<p>Organic wheat in Jackson County, Oregon. Voters in the county chose to ban GMO crops in 2014</p>

Amelia Templeton


Organic wheat in Jackson County, Oregon. Voters in the county chose to ban GMO crops in 2014

Officials in Southern Oregon are warning that strong winds and dry weather will put the region at an increased risk of wildfire for the next two days. 

The alert is in place Tuesday through Wednesday afternoon.  

Shad Keene, a meteorologist with the National Weather Service in Medford, said the last significant rainfall in the region was 17 days ago. 

While dry and breezy conditions are expected during the fall season, he said a three-week dry spell is extreme.

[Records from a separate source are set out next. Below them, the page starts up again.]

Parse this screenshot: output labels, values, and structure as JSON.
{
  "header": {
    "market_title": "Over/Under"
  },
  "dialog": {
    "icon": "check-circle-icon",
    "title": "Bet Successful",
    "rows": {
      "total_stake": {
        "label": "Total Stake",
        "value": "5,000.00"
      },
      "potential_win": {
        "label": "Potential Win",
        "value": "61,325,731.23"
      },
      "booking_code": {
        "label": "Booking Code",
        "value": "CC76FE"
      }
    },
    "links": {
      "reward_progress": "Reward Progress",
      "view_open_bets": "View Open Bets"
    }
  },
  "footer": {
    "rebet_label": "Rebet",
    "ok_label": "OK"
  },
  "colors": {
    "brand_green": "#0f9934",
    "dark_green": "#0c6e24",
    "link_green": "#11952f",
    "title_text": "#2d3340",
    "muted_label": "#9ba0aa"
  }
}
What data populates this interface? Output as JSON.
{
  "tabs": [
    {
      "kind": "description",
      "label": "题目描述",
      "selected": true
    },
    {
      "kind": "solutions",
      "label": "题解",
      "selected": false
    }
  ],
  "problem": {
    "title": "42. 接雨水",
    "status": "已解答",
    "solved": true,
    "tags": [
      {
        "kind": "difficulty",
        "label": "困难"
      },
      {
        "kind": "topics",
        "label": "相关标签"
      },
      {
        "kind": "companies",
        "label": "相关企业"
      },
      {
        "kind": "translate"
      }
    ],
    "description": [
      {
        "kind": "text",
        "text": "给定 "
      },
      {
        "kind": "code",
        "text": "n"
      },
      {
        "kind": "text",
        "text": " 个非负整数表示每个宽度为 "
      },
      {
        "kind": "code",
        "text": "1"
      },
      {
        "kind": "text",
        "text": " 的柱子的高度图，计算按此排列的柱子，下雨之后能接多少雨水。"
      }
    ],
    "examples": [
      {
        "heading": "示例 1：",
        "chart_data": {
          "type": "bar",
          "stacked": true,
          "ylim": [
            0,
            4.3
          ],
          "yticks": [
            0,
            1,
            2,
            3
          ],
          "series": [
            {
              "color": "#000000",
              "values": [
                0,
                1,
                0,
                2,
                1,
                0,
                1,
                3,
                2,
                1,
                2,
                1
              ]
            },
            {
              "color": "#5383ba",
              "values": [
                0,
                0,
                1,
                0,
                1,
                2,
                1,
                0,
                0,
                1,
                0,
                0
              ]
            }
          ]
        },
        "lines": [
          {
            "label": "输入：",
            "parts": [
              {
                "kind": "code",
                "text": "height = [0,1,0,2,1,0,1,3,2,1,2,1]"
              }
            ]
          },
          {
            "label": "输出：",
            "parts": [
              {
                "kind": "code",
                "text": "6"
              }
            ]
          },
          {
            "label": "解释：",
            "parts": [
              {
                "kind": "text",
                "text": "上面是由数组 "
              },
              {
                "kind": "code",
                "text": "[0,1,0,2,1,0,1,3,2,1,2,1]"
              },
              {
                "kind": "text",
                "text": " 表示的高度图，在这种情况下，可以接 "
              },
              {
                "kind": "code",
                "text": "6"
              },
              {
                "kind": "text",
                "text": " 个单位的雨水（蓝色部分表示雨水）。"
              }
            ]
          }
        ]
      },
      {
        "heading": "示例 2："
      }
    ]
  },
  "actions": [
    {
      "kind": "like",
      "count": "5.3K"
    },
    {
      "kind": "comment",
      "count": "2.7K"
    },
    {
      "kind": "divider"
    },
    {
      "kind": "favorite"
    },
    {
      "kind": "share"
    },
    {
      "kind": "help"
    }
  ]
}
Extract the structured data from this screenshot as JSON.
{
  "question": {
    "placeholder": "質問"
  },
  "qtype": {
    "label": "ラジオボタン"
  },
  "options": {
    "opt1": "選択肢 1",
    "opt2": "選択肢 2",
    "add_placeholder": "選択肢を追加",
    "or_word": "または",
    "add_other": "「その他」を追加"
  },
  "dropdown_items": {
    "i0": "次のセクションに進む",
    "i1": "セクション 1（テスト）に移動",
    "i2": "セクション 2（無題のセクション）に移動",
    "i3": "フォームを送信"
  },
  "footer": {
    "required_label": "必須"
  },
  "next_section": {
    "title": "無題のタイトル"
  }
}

Only about 15% of the region’s fall seasons in the last century have been as dry as this one, he said. 

Keene said the Weather Service is also forecasting wind gusts of up to 40 miles per hour in the Cascade Range.

Residents in the area are advised to have their evacuation plan ready and follow local burning guidelines. 

Dry conditions are expected to persist through Nov. 5. 

Copyright 2019 Oregon Public Broadcasting

Rebecca Ellis is a reporter with Oregon Public Broadcasting. Before joining OPB, she was a Kroc Fellow at NPR, filing stories for the National Desk in Washington D.C. and reporting from Salt Lake City.